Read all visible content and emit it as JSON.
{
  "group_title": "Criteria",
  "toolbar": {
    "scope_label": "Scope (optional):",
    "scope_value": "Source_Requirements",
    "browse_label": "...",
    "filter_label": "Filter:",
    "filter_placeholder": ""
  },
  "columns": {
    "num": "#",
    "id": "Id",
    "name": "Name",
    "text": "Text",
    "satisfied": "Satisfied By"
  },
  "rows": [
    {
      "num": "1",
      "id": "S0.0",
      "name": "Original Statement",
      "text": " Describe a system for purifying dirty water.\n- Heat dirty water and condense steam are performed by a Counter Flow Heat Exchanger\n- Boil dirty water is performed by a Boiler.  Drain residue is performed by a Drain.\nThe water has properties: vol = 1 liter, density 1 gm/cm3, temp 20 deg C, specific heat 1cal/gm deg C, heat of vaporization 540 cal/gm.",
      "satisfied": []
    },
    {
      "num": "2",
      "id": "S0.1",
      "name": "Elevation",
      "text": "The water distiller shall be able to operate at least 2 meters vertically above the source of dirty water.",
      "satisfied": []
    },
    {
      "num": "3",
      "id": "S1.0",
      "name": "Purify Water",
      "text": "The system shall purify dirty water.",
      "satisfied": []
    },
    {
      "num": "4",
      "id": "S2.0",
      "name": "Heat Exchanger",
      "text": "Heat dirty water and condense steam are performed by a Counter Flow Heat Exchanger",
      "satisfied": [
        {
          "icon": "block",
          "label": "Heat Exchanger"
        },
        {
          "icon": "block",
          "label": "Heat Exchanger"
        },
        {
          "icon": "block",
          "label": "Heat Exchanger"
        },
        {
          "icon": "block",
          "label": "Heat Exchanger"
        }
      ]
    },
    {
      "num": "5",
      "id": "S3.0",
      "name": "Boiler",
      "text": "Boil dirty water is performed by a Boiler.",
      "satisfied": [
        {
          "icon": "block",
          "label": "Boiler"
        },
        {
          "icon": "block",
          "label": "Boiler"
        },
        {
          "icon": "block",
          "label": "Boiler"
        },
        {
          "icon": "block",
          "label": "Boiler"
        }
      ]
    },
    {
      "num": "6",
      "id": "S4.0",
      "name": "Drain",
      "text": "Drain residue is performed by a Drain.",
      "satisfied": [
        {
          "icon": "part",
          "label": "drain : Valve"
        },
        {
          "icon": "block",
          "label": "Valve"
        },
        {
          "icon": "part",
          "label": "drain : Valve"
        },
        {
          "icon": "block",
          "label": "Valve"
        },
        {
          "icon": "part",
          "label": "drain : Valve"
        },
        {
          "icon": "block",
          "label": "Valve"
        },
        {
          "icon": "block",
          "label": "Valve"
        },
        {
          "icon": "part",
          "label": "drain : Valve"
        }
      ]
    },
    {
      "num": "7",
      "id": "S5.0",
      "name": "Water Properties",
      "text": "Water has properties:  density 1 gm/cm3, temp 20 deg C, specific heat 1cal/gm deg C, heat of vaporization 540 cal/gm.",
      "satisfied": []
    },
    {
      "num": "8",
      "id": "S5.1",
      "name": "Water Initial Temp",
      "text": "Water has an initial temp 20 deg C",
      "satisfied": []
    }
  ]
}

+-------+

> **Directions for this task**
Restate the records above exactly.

> **Solution to this task**
Read all visible content and emit it as JSON.
{
  "group_title": "Criteria",
  "toolbar": {
    "scope_label": "Scope (optional):",
    "scope_value": "Source_Requirements",
    "browse_label": "...",
    "filter_label": "Filter:",
    "filter_placeholder": ""
  },
  "columns": {
    "num": "#",
    "id": "Id",
    "name": "Name",
    "text": "Text",
    "satisfied": "Satisfied By"
  },
  "rows": [
    {
      "num": "1",
      "id": "S0.0",
      "name": "Original Statement",
      "text": " Describe a system for purifying dirty water.\n- Heat dirty water and condense steam are performed by a Counter Flow Heat Exchanger\n- Boil dirty water is performed by a Boiler.  Drain residue is performed by a Drain.\nThe water has properties: vol = 1 liter, density 1 gm/cm3, temp 20 deg C, specific heat 1cal/gm deg C, heat of vaporization 540 cal/gm.",
      "satisfied": []
    },
    {
      "num": "2",
      "id": "S0.1",
      "name": "Elevation",
      "text": "The water distiller shall be able to operate at least 2 meters vertically above the source of dirty water.",
      "satisfied": []
    },
    {
      "num": "3",
      "id": "S1.0",
      "name": "Purify Water",
      "text": "The system shall purify dirty water.",
      "satisfied": []
    },
    {
      "num": "4",
      "id": "S2.0",
      "name": "Heat Exchanger",
      "text": "Heat dirty water and condense steam are performed by a Counter Flow Heat Exchanger",
      "satisfied": [
        {
          "icon": "block",
          "label": "Heat Exchanger"
        },
        {
          "icon": "block",
          "label": "Heat Exchanger"
        },
        {
          "icon": "block",
          "label": "Heat Exchanger"
        },
        {
          "icon": "block",
          "label": "Heat Exchanger"
        }
      ]
    },
    {
      "num": "5",
      "id": "S3.0",
      "name": "Boiler",
      "text": "Boil dirty water is performed by a Boiler.",
      "satisfied": [
        {
          "icon": "block",
          "label": "Boiler"
        },
        {
          "icon": "block",
          "label": "Boiler"
        },
        {
          "icon": "block",
          "label": "Boiler"
        },
        {
          "icon": "block",
          "label": "Boiler"
        }
      ]
    },
    {
      "num": "6",
      "id": "S4.0",
      "name": "Drain",
      "text": "Drain residue is performed by a Drain.",
      "satisfied": [
        {
          "icon": "part",
          "label": "drain : Valve"
        },
        {
          "icon": "block",
          "label": "Valve"
        },
        {
          "icon": "part",
          "label": "drain : Valve"
        },
        {
          "icon": "block",
          "label": "Valve"
        },
        {
          "icon": "part",
          "label": "drain : Valve"
        },
        {
          "icon": "block",
          "label": "Valve"
        },
        {
          "icon": "block",
          "label": "Valve"
        },
        {
          "icon": "part",
          "label": "drain : Valve"
        }
      ]
    },
    {
      "num": "7",
      "id": "S5.0",
      "name": "Water Properties",
      "text": "Water has properties:  density 1 gm/cm3, temp 20 deg C, specific heat 1cal/gm deg C, heat of vaporization 540 cal/gm.",
      "satisfied": []
    },
    {
      "num": "8",
      "id": "S5.1",
      "name": "Water Initial Temp",
      "text": "Water has an initial temp 20 deg C",
      "satisfied": []
    }
  ]
}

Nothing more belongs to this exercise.